→ Listed entries:
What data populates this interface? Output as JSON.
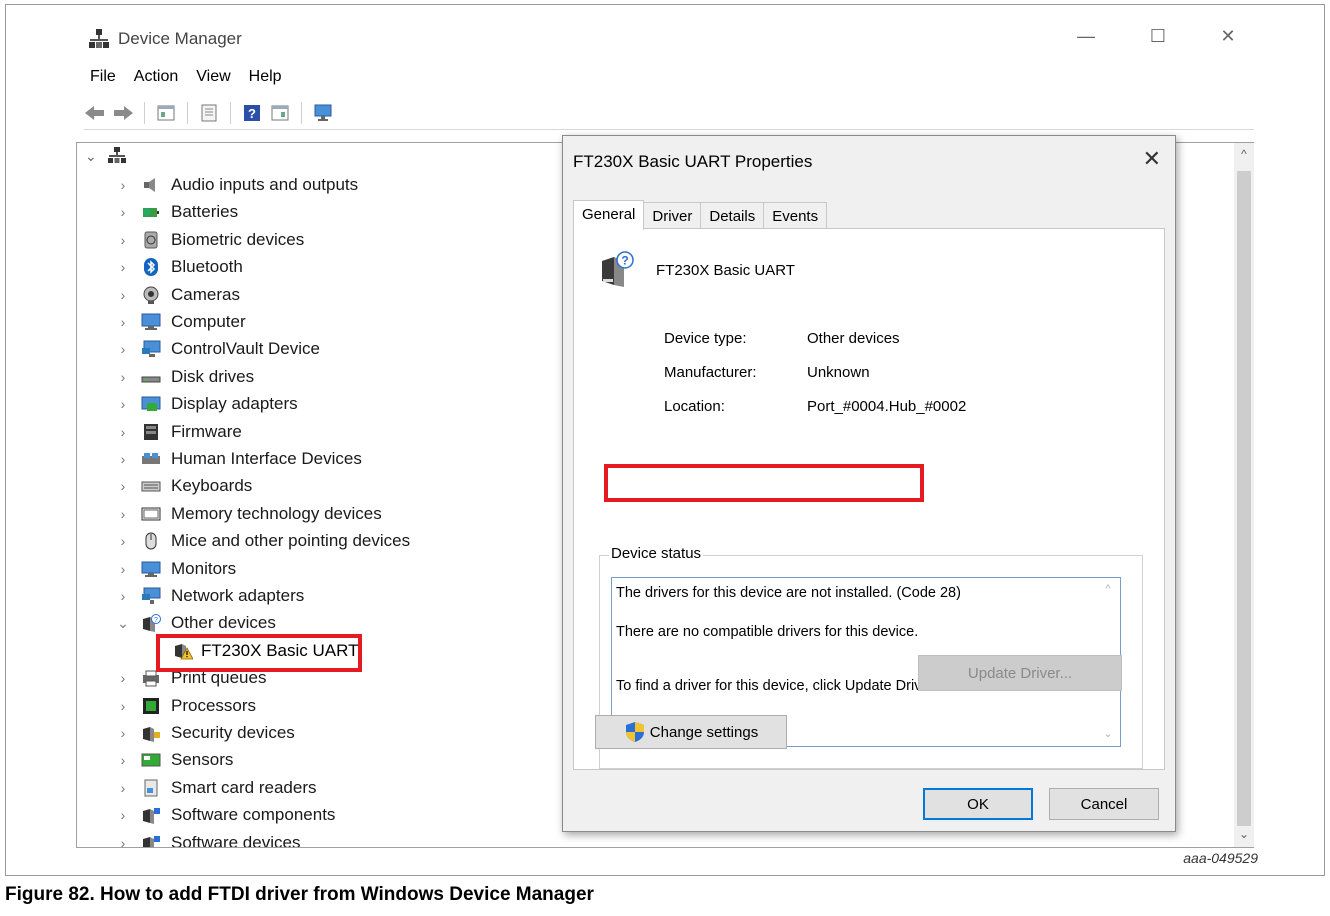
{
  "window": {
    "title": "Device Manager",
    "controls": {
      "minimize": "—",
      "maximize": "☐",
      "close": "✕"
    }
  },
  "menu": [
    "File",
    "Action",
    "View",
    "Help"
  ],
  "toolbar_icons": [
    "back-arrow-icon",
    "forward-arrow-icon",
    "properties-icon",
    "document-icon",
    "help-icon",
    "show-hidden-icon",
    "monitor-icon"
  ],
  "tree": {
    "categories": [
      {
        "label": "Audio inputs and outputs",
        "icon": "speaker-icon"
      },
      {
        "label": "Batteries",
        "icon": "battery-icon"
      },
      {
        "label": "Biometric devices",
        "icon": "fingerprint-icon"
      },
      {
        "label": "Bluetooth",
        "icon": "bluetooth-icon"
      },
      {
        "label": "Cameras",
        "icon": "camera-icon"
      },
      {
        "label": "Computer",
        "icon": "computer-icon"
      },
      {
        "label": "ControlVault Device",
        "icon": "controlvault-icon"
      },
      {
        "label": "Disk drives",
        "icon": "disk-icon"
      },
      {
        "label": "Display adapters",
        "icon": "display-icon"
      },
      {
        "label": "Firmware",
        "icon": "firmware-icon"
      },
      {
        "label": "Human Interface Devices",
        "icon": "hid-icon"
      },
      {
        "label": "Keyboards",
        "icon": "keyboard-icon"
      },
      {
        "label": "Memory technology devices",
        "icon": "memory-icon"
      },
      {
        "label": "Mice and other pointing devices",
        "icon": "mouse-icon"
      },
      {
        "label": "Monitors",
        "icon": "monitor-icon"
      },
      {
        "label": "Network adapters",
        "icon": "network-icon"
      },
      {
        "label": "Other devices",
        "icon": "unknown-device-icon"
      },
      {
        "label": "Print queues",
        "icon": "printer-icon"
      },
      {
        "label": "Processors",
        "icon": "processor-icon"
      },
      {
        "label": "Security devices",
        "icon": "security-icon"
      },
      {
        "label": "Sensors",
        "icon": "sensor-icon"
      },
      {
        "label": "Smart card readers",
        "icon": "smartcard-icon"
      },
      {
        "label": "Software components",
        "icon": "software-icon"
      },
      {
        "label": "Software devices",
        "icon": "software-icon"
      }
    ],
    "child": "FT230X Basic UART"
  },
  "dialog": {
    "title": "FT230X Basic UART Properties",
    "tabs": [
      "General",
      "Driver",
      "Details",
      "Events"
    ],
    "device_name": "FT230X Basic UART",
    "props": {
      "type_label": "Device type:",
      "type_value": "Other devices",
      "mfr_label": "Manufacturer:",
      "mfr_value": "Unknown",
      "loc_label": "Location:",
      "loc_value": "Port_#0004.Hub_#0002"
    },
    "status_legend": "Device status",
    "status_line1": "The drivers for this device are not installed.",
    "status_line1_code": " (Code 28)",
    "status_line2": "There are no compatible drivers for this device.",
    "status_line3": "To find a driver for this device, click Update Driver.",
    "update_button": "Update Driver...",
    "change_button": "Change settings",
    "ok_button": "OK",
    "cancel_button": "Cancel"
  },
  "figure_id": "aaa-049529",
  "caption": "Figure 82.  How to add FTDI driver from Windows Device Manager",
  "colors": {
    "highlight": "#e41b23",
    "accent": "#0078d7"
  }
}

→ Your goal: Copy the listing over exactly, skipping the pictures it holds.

→ Solution:
What data populates this interface? Output as JSON.
{
  "window": {
    "title": "Device Manager",
    "controls": {
      "minimize": "—",
      "maximize": "☐",
      "close": "✕"
    }
  },
  "menu": [
    "File",
    "Action",
    "View",
    "Help"
  ],
  "toolbar_icons": [
    "back-arrow-icon",
    "forward-arrow-icon",
    "properties-icon",
    "document-icon",
    "help-icon",
    "show-hidden-icon",
    "monitor-icon"
  ],
  "tree": {
    "categories": [
      {
        "label": "Audio inputs and outputs",
        "icon": "speaker-icon"
      },
      {
        "label": "Batteries",
        "icon": "battery-icon"
      },
      {
        "label": "Biometric devices",
        "icon": "fingerprint-icon"
      },
      {
        "label": "Bluetooth",
        "icon": "bluetooth-icon"
      },
      {
        "label": "Cameras",
        "icon": "camera-icon"
      },
      {
        "label": "Computer",
        "icon": "computer-icon"
      },
      {
        "label": "ControlVault Device",
        "icon": "controlvault-icon"
      },
      {
        "label": "Disk drives",
        "icon": "disk-icon"
      },
      {
        "label": "Display adapters",
        "icon": "display-icon"
      },
      {
        "label": "Firmware",
        "icon": "firmware-icon"
      },
      {
        "label": "Human Interface Devices",
        "icon": "hid-icon"
      },
      {
        "label": "Keyboards",
        "icon": "keyboard-icon"
      },
      {
        "label": "Memory technology devices",
        "icon": "memory-icon"
      },
      {
        "label": "Mice and other pointing devices",
        "icon": "mouse-icon"
      },
      {
        "label": "Monitors",
        "icon": "monitor-icon"
      },
      {
        "label": "Network adapters",
        "icon": "network-icon"
      },
      {
        "label": "Other devices",
        "icon": "unknown-device-icon"
      },
      {
        "label": "Print queues",
        "icon": "printer-icon"
      },
      {
        "label": "Processors",
        "icon": "processor-icon"
      },
      {
        "label": "Security devices",
        "icon": "security-icon"
      },
      {
        "label": "Sensors",
        "icon": "sensor-icon"
      },
      {
        "label": "Smart card readers",
        "icon": "smartcard-icon"
      },
      {
        "label": "Software components",
        "icon": "software-icon"
      },
      {
        "label": "Software devices",
        "icon": "software-icon"
      }
    ],
    "child": "FT230X Basic UART"
  },
  "dialog": {
    "title": "FT230X Basic UART Properties",
    "tabs": [
      "General",
      "Driver",
      "Details",
      "Events"
    ],
    "device_name": "FT230X Basic UART",
    "props": {
      "type_label": "Device type:",
      "type_value": "Other devices",
      "mfr_label": "Manufacturer:",
      "mfr_value": "Unknown",
      "loc_label": "Location:",
      "loc_value": "Port_#0004.Hub_#0002"
    },
    "status_legend": "Device status",
    "status_line1": "The drivers for this device are not installed.",
    "status_line1_code": " (Code 28)",
    "status_line2": "There are no compatible drivers for this device.",
    "status_line3": "To find a driver for this device, click Update Driver.",
    "update_button": "Update Driver...",
    "change_button": "Change settings",
    "ok_button": "OK",
    "cancel_button": "Cancel"
  },
  "figure_id": "aaa-049529",
  "caption": "Figure 82.  How to add FTDI driver from Windows Device Manager",
  "colors": {
    "highlight": "#e41b23",
    "accent": "#0078d7"
  }
}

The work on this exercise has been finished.